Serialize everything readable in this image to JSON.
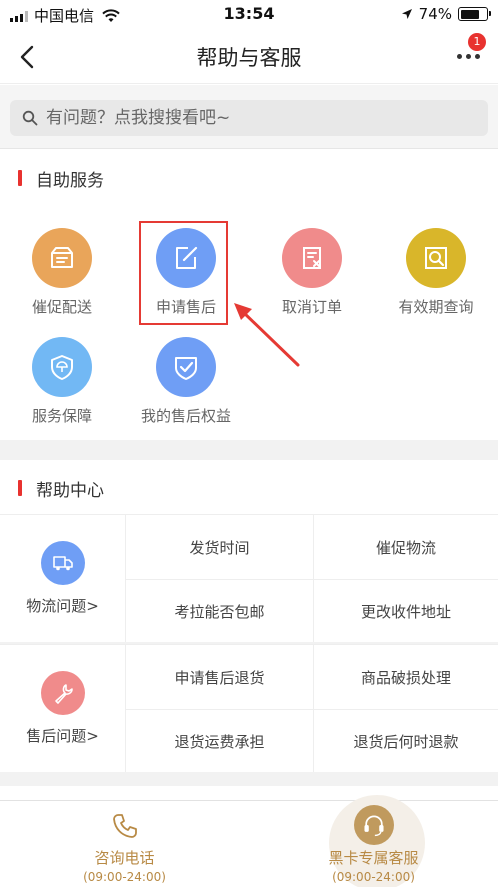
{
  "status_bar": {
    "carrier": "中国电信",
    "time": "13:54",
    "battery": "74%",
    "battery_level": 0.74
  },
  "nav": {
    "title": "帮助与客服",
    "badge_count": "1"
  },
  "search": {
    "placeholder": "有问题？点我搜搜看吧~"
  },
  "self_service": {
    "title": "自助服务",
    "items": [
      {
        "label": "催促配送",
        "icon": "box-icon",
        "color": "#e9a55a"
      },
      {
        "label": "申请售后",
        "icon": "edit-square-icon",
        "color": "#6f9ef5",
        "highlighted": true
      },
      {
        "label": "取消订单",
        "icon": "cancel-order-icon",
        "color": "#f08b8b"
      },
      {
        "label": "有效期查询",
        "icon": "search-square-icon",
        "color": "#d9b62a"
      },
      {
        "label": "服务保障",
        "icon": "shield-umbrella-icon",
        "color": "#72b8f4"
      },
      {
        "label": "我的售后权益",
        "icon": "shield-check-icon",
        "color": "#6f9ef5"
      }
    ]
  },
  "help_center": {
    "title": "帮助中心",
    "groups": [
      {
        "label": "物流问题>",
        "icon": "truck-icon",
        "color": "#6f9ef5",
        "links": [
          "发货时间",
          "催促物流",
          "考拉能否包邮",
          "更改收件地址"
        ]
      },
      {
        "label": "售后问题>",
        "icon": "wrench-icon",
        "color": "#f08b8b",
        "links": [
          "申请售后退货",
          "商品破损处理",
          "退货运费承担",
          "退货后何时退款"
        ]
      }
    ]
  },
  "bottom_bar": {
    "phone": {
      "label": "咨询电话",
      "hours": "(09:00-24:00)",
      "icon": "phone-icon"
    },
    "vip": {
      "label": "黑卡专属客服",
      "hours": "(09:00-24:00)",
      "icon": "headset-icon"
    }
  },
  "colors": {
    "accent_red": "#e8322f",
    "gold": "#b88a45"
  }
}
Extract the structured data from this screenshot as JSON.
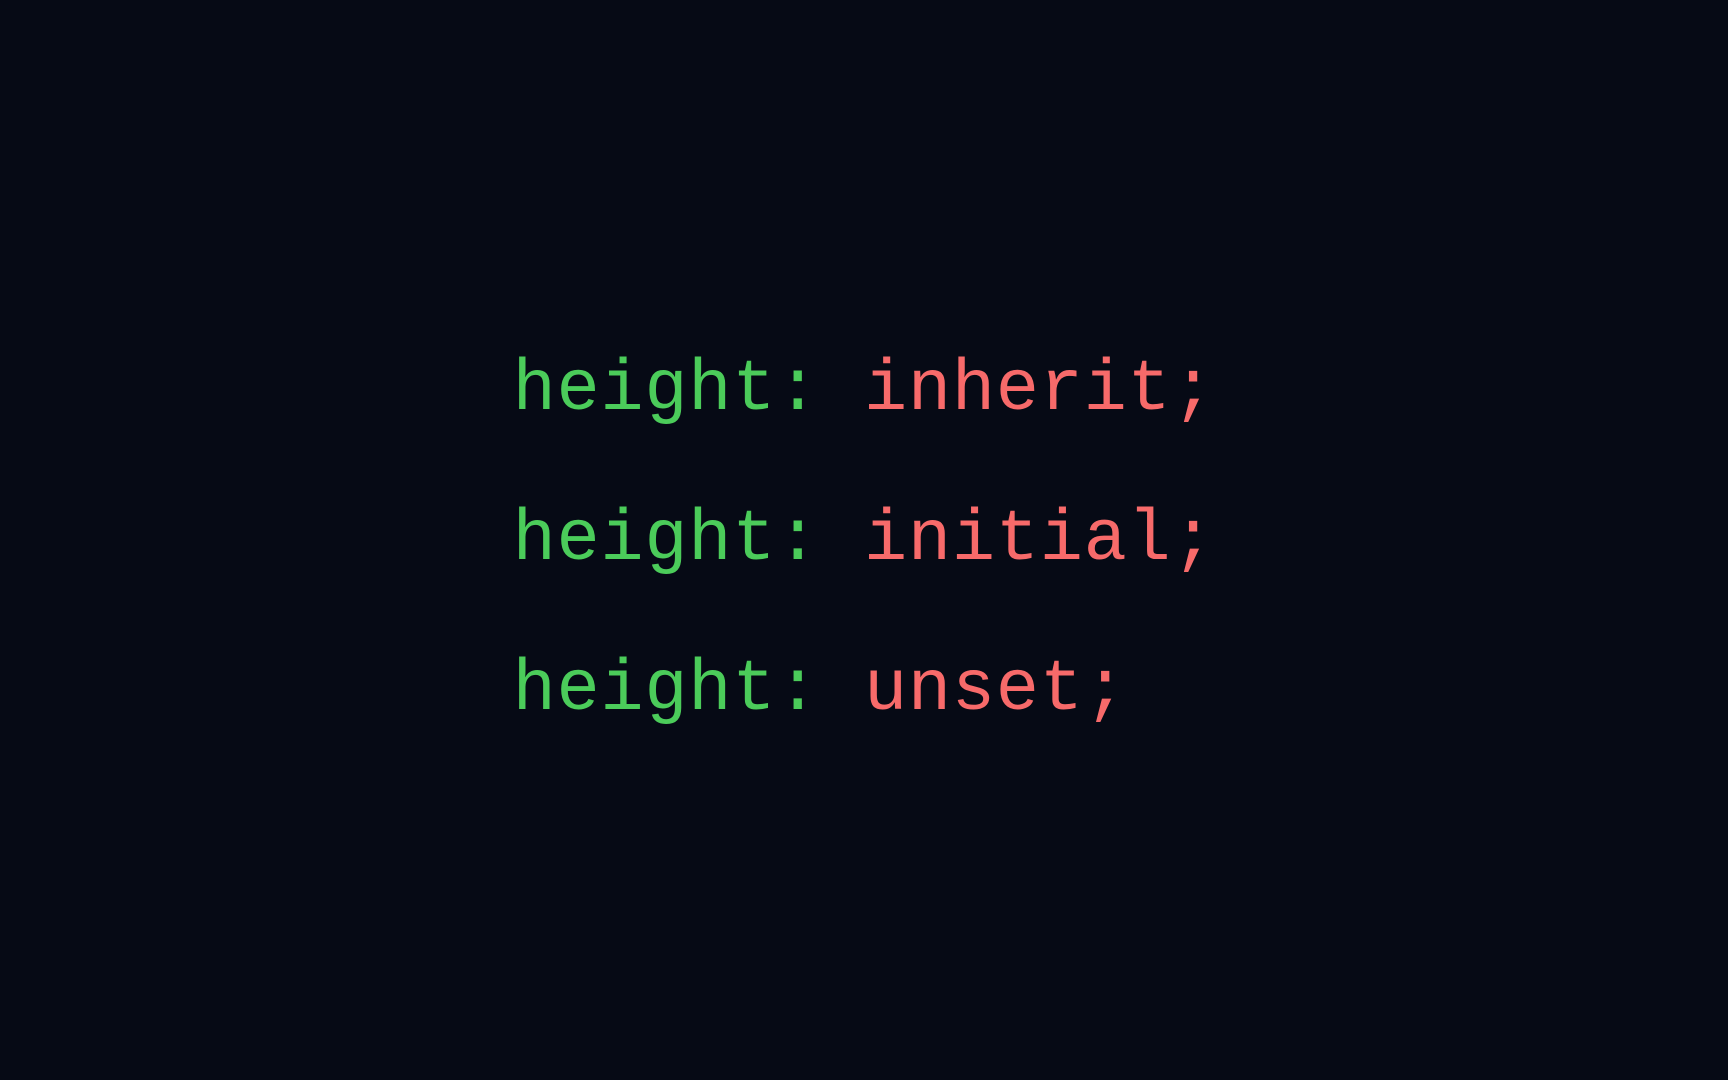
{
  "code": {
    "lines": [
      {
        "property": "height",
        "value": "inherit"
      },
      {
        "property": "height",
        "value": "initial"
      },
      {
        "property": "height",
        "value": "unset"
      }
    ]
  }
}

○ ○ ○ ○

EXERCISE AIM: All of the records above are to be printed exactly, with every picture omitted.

ANSWER SPACE:
Serialize everything readable in this image to JSON.
{
  "status_bar": {
    "carrier": "中国电信",
    "time": "13:54",
    "battery": "74%",
    "battery_level": 0.74
  },
  "nav": {
    "title": "帮助与客服",
    "badge_count": "1"
  },
  "search": {
    "placeholder": "有问题？点我搜搜看吧~"
  },
  "self_service": {
    "title": "自助服务",
    "items": [
      {
        "label": "催促配送",
        "icon": "box-icon",
        "color": "#e9a55a"
      },
      {
        "label": "申请售后",
        "icon": "edit-square-icon",
        "color": "#6f9ef5",
        "highlighted": true
      },
      {
        "label": "取消订单",
        "icon": "cancel-order-icon",
        "color": "#f08b8b"
      },
      {
        "label": "有效期查询",
        "icon": "search-square-icon",
        "color": "#d9b62a"
      },
      {
        "label": "服务保障",
        "icon": "shield-umbrella-icon",
        "color": "#72b8f4"
      },
      {
        "label": "我的售后权益",
        "icon": "shield-check-icon",
        "color": "#6f9ef5"
      }
    ]
  },
  "help_center": {
    "title": "帮助中心",
    "groups": [
      {
        "label": "物流问题>",
        "icon": "truck-icon",
        "color": "#6f9ef5",
        "links": [
          "发货时间",
          "催促物流",
          "考拉能否包邮",
          "更改收件地址"
        ]
      },
      {
        "label": "售后问题>",
        "icon": "wrench-icon",
        "color": "#f08b8b",
        "links": [
          "申请售后退货",
          "商品破损处理",
          "退货运费承担",
          "退货后何时退款"
        ]
      }
    ]
  },
  "bottom_bar": {
    "phone": {
      "label": "咨询电话",
      "hours": "(09:00-24:00)",
      "icon": "phone-icon"
    },
    "vip": {
      "label": "黑卡专属客服",
      "hours": "(09:00-24:00)",
      "icon": "headset-icon"
    }
  },
  "colors": {
    "accent_red": "#e8322f",
    "gold": "#b88a45"
  }
}
Extract the structured data from this screenshot as JSON.
{
  "code": {
    "lines": [
      {
        "property": "height",
        "value": "inherit"
      },
      {
        "property": "height",
        "value": "initial"
      },
      {
        "property": "height",
        "value": "unset"
      }
    ]
  }
}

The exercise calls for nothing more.